L. A. Confidential
Since I'm a fan of film noir, I'm especially prone to have affection for L. A. Confidential, based on James Ellroy's crime novel of the same name. Lots of twists, lots of action that goes far, but not too far and boasts a formidable cast led by (who else) Kevin Spacey. Just a thought: I wonder if Rolo Tomasi and Keyser Solze have ever met?

American Beauty
And my 90's Kevin Spacey film festival ends with the Academy Award winning film, American Beauty. This film has one of my all-time favorite screenplays (Sam Ball). The characters are vivid and cleverly written (though not overwritten) and very-well acted by the cast led by Mr. Spacey...Now that I think about it, I might need to watch Glen Glenngarry Ross or House of Cards again.

Goodfellas is one of director Martin Scorcese's most critically lauded films and I would say deservedly so. I'm impressed with how the film mirrors the actual events of mob informant Henry Hill to dramatic effect.
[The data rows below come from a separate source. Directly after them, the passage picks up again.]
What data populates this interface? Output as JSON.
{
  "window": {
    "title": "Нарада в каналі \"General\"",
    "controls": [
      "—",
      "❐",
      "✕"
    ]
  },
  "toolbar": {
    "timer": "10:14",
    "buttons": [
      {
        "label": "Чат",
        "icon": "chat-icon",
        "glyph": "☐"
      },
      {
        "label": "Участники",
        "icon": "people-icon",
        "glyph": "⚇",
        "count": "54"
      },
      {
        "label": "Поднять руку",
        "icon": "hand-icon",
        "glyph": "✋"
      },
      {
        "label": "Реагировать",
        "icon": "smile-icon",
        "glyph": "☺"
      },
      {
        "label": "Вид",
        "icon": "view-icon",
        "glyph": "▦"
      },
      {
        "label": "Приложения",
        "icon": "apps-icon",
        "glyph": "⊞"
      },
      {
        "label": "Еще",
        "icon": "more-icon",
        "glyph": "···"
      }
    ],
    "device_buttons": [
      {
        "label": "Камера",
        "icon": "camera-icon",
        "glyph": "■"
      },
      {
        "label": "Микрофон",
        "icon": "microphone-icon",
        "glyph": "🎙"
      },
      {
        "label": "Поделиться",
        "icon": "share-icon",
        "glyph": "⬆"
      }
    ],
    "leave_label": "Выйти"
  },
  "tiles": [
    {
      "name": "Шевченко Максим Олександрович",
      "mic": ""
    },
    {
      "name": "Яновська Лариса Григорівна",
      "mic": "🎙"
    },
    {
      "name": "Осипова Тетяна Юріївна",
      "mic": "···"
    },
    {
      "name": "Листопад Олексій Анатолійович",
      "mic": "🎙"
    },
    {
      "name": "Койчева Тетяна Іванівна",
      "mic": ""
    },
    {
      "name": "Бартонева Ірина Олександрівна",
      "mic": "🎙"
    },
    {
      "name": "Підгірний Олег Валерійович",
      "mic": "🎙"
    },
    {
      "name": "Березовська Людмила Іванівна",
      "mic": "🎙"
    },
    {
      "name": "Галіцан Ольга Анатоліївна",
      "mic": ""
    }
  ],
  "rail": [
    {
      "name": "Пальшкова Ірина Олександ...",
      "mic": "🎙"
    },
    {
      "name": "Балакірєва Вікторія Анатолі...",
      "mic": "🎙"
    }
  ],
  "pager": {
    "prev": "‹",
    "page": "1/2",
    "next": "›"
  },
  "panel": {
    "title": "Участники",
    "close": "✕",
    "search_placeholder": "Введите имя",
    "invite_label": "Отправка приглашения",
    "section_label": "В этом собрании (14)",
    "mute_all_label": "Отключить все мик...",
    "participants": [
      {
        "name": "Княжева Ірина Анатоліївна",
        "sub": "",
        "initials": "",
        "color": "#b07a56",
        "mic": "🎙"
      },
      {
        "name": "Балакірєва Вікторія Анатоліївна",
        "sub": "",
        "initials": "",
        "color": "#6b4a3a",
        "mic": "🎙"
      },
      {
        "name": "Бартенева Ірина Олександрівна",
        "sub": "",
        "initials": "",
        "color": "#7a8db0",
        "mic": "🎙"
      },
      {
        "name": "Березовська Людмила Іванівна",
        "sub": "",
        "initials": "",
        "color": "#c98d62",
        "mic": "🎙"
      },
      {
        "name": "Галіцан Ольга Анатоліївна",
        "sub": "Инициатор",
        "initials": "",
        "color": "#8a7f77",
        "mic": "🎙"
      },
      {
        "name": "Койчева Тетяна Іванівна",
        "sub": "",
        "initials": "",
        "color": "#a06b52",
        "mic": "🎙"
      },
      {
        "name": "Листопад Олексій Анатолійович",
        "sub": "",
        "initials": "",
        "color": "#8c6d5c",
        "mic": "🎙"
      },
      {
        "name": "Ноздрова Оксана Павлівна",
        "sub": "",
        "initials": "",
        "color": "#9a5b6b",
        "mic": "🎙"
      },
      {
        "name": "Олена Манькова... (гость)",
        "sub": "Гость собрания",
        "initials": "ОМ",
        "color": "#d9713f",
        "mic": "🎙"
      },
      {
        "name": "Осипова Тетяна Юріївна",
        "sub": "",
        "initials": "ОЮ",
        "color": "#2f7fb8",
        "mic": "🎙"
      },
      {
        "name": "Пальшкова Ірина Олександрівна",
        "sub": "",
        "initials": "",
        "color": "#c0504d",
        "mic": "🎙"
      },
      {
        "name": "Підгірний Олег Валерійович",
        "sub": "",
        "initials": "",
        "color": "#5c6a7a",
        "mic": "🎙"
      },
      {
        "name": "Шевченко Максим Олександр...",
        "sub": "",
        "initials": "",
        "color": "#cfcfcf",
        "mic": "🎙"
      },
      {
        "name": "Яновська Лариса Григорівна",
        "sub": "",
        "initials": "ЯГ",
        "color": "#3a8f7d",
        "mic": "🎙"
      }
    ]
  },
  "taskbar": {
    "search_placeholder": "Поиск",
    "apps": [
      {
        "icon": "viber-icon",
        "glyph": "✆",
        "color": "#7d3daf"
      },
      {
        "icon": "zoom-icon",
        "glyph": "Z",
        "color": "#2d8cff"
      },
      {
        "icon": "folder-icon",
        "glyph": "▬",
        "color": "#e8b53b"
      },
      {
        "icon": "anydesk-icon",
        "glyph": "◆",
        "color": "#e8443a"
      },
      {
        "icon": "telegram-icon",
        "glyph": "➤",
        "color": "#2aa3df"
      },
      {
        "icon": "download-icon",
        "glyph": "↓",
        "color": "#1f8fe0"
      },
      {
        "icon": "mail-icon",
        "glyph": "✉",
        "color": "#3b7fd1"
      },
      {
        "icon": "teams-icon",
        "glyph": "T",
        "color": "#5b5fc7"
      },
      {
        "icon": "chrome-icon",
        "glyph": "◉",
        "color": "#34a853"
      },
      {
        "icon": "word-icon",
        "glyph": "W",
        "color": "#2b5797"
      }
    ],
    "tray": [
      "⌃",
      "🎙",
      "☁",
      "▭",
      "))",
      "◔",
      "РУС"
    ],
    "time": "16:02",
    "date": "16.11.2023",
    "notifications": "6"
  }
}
Many think that Goodfellas should have beaten out Dances With Wolves for Best Picture in 1990, but for the record, my wife thinks Dances With Wolves was the right choice.

I wanted to make sure I re-watched Casino right after Goodfellas, as the movie features the same subject (organized crime-though in Las Vegas this time), the same director (Scorcese), the same star (Robert De Niro), the same psychotic co-star (Joe Pesci) and the same original author (Nicolas Pileggi). But Casino is more than just Goodfellas-lite and definitely stands on its on in the classic crime drama category. And Sharon Stone is surprisingly good!

Groundhog Day
Groundhog Day is a movie whose title has become synonymous with living the same day over and over. It's obviously very funny, but their is a lot of poignancy and character growth in Bill Murray's Phil as the movie progresses. And how could you not love the perennially obnoxious Ned Ryerson?

After seeing a bunch of harder-edged movies in a row, it's a good break to re-watch the talking pig movie Babe. It's a movie with cute talking pigs, dogs and sheep! It's sweet and touching and when Babe the pig asks Fly the dog if he can call her mamma...well, I'm going to need a tissue now.

Plenty of more 90's movies to revisit. Will work on tackling some more of those next month.